----- Record set
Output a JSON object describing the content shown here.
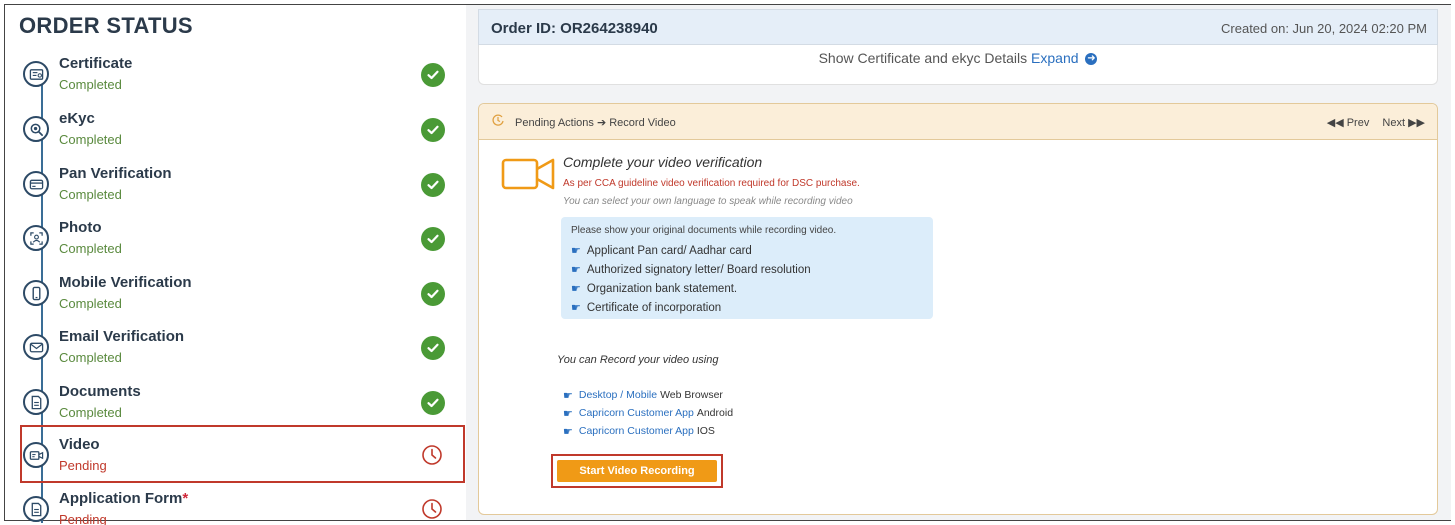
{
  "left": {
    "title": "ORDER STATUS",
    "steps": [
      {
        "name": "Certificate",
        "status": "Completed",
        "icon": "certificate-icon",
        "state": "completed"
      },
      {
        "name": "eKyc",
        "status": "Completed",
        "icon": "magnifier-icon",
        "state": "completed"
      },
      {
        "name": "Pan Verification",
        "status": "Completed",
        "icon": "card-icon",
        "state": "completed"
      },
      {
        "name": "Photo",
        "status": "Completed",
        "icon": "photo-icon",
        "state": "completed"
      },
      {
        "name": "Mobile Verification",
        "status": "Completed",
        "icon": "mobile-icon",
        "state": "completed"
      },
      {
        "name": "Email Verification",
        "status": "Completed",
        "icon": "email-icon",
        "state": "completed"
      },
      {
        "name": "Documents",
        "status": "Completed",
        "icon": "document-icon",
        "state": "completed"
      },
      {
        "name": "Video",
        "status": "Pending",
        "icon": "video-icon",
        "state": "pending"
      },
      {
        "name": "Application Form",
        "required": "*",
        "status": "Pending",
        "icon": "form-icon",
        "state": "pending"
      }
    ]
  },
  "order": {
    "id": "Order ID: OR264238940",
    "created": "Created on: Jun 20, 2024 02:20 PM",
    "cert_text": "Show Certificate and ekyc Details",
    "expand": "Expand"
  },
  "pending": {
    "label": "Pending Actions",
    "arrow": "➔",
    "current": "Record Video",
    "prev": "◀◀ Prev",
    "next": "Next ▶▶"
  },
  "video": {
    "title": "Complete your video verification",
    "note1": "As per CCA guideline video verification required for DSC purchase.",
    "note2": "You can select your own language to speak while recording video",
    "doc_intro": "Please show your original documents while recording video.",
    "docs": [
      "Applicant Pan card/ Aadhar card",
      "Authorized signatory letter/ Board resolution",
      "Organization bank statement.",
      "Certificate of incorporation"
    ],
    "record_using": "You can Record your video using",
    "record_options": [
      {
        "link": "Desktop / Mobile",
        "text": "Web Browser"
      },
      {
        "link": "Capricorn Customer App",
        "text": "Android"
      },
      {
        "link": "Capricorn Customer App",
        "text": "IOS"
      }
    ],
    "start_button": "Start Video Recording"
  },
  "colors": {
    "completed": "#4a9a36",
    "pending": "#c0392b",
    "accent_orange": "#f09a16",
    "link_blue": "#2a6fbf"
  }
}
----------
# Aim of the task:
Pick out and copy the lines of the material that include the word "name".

# Answer for the task:
        "name": "Certificate",
        "name": "eKyc",
        "name": "Pan Verification",
        "name": "Photo",
        "name": "Mobile Verification",
        "name": "Email Verification",
        "name": "Documents",
        "name": "Video",
        "name": "Application Form",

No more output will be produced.